Phosphoinositide-based switches in polarized sorting and signaling.


Intestinal epithelial cells (IECs) lining our gastrointestinal tract assemble as a continuous monolayer, which primarily functions as an interface separating us from the outside environment (lumen of the gut). These cells are polarized and are composed of an apical and a basolateral plasma membrane separated by tight junction proteins. In the case of IECs, cellular polarity is key for the formation of the epithelial barrier and allows for the vectorial transport of nutrients from the lumen of the gut (apical side) to the circulation (basolateral side).

In the first funding period of this project, we have unraveled that cellular polarity is also key to regulate gut immuno-homeostasis. Precisely, we found that IECs can spatially segregate a subset of receptors specialized in the recognition of microbial compounds to their basolateral side (e.g Toll-like receptors (TLRs)) to prevent mounting an immune response against the commensal flora located in the lumen of the gut (apical side of IECs). We discovered that upon polarization IECs spatially segregate TLR3 to their basolateral membrane.
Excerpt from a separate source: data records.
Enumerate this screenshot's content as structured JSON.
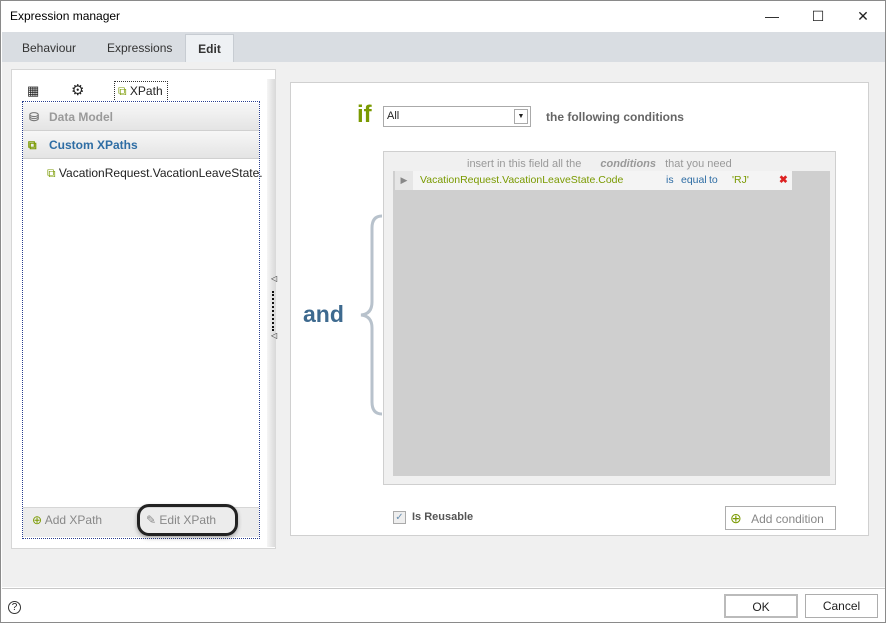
{
  "window": {
    "title": "Expression manager",
    "minimize": "—",
    "maximize": "☐",
    "close": "✕"
  },
  "tabs": [
    {
      "label": "Behaviour"
    },
    {
      "label": "Expressions"
    },
    {
      "label": "Edit",
      "active": true
    }
  ],
  "left": {
    "toolbar": {
      "xpath_label": "XPath"
    },
    "sections": [
      {
        "label": "Data Model"
      },
      {
        "label": "Custom XPaths"
      }
    ],
    "items": [
      {
        "label": "VacationRequest.VacationLeaveState."
      }
    ],
    "add_xpath": "Add XPath",
    "edit_xpath": "Edit XPath"
  },
  "rule": {
    "if_label": "if",
    "match_value": "All",
    "following": "the following conditions",
    "and_label": "and",
    "hint_pre": "insert in this field all the",
    "hint_em": "conditions",
    "hint_post": "that you need",
    "conditions": [
      {
        "field": "VacationRequest.VacationLeaveState.Code",
        "op1": "is",
        "op2": "equal",
        "op3": "to",
        "value": "'RJ'"
      }
    ],
    "is_reusable_label": "Is Reusable",
    "is_reusable": true,
    "add_condition": "Add condition"
  },
  "footer": {
    "ok": "OK",
    "cancel": "Cancel",
    "help": "?"
  },
  "colors": {
    "accent": "#2e6da4",
    "green": "#7a9a01",
    "and": "#3e6a8f"
  }
}
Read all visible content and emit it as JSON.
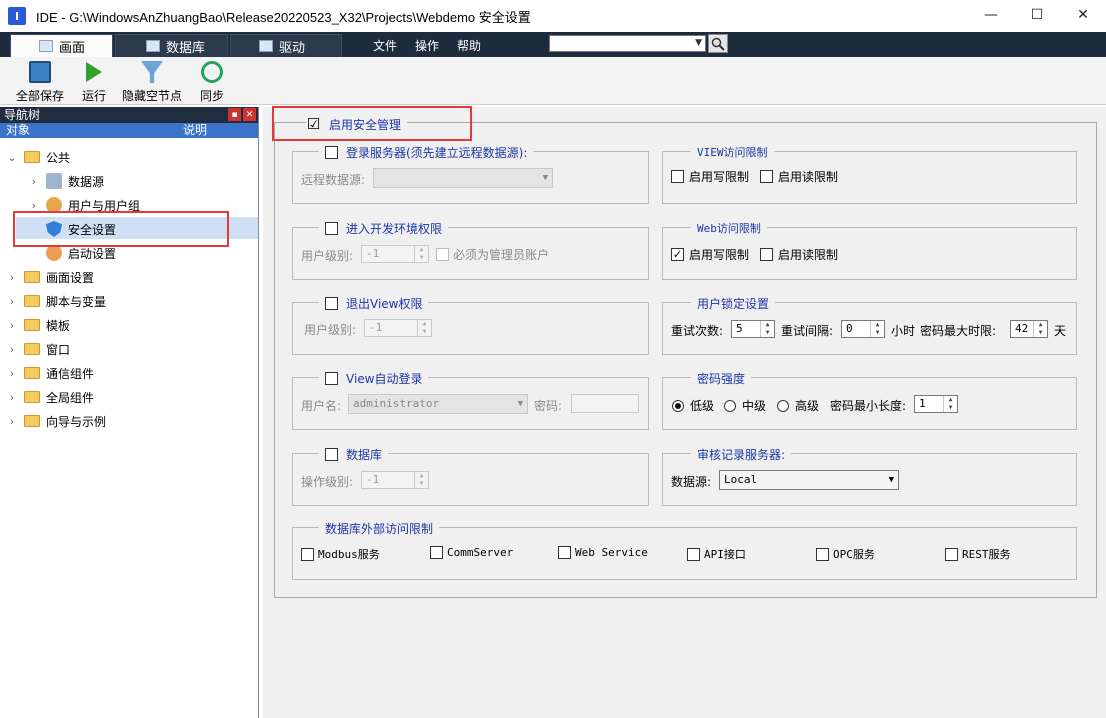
{
  "window": {
    "title": "IDE - G:\\WindowsAnZhuangBao\\Release20220523_X32\\Projects\\Webdemo  安全设置",
    "minimize": "—",
    "maximize": "☐",
    "close": "✕"
  },
  "tabs": [
    "画面",
    "数据库",
    "驱动"
  ],
  "menu": [
    "文件",
    "操作",
    "帮助"
  ],
  "toolbar": [
    "全部保存",
    "运行",
    "隐藏空节点",
    "同步"
  ],
  "nav": {
    "title": "导航树",
    "col_object": "对象",
    "col_desc": "说明",
    "items": [
      "公共",
      "数据源",
      "用户与用户组",
      "安全设置",
      "启动设置",
      "画面设置",
      "脚本与变量",
      "模板",
      "窗口",
      "通信组件",
      "全局组件",
      "向导与示例"
    ]
  },
  "security": {
    "enable_label": "启用安全管理",
    "enable_checked": "☑",
    "login_server": {
      "title": "登录服务器(须先建立远程数据源):",
      "remote_ds_label": "远程数据源:"
    },
    "dev_env": {
      "title": "进入开发环境权限",
      "level_label": "用户级别:",
      "level_value": "-1",
      "admin_label": "必须为管理员账户"
    },
    "exit_view": {
      "title": "退出View权限",
      "level_label": "用户级别:",
      "level_value": "-1"
    },
    "auto_login": {
      "title": "View自动登录",
      "user_label": "用户名:",
      "user_value": "administrator",
      "pwd_label": "密码:"
    },
    "database": {
      "title": "数据库",
      "level_label": "操作级别:",
      "level_value": "-1"
    },
    "view_access": {
      "title": "VIEW访问限制",
      "write": "启用写限制",
      "read": "启用读限制"
    },
    "web_access": {
      "title": "Web访问限制",
      "write": "启用写限制",
      "write_checked": "✓",
      "read": "启用读限制"
    },
    "user_lock": {
      "title": "用户锁定设置",
      "retry_label": "重试次数:",
      "retry_value": "5",
      "interval_label": "重试间隔:",
      "interval_value": "0",
      "hours": "小时",
      "max_label": "密码最大时限:",
      "max_value": "42",
      "days": "天"
    },
    "pwd_strength": {
      "title": "密码强度",
      "low": "低级",
      "mid": "中级",
      "high": "高级",
      "min_len_label": "密码最小长度:",
      "min_len_value": "1"
    },
    "audit": {
      "title": "审核记录服务器:",
      "ds_label": "数据源:",
      "ds_value": "Local"
    },
    "ext_access": {
      "title": "数据库外部访问限制",
      "items": [
        "Modbus服务",
        "CommServer",
        "Web Service",
        "API接口",
        "OPC服务",
        "REST服务"
      ]
    }
  }
}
We identified that the clathrin sorting adaptor protein AP-1 was responsible for sorting TLR3 to the basolateral side of hIECs. We could show that such mechanisms were conserved in intestinal epithelial immortalized lines, primary IECs from both human and murine organoids and also in vivo. Together with project A08 [Haucke (B)], we could show that depletion of AP-1 in IECs, leads to a mis-localization of TLR3 to the apical side of epithelial cells and is associated with intestinal inflammation due to the over-reaction of the epithelial cells to the microbial content of the gut lumen. As such, we have identified that the AP-1 sorting machinery acts as a key regulator of gut immune homeostasis (Stanifer et al., 2019). Importantly, we have also identified that clath- rin light chains a and b (CLCa/b) play a key role in mediating the polarized sorting of TLRs in IECs. This finding reveals a novel function of CLCs in regulating both cellular polarity and immune response. Our results from the first funding period shows that the clathrin machinery (AP-1 and CLCa/b) drives the establishment of an immune gradient within the cell allowing for the partial tolerance of the gut microbial content while remaining fully immune-responsive against invasive pathogens or during microbial infiltration associated with the loss of epithelium barrier function.

In the second funding period, we aim at identifying the molecular mechanisms by which the clathrin/AP-1 machinery drive the establishment of cellular polarity, in general, and how they mediate the spatial segregation of TLR3 to the basolateral side of IECs. Our specific aims will be: 

AIM 1: To characterize the AP1-based switch during intestinal epithelial cell polarization and estab- lishment of polarized immune functions.
AIM 2: To investigate how clathrin light chains (CLCs) participate in polarized sorting and establish- ment of polarity

Using genetic ablation approaches and CRISPR-mediated knock-in to endogenously tag AP-1, CLCa and CLCb, we will study how AP-1 and CLCs mediate cellular polarization and how they establish a polarized immune function in IECs with project A20N [Bottanelli (B)] and project A08 [Haucke (B)]. Additionally, we will characterize how the ADP ribosylation factor (ARF) proteins constitute a molecular switch regulating AP- 1 recruitment and coordinating TLR3 polarized sorting in IECs. By exploiting proteomic approaches with pro- ject A05 [Bruegger (HD)/Freund (B)] and project A01 [Nickel (HD)/Ewers (B)], we will perform the first in depth characterization of the proteins that are apically and basolaterally sorted by the clathrin/AP-1 machinery in human IECs. Complementarily, we will identify the sorting proteins that are directly involved in the polarized trafficking of TLR3 toward the basolateral side of the cells. By combining Proteolysis Targeting Chimeras (PROTACs) switch approach to “on-demand” mediate the depletion of AP-1 and three-dimensional confocal and super resolution STED microscopy with project A20N [Bottanelli (B)], we will characterize the dynamics of the CLCs/AP-1-mediated sorting of TLR3 during cellular polarization.

Dr. Steeve Boulant (Med. Fakultät Heidelberg)
Prof. Dr. Volker Haucke (FMP Berlin)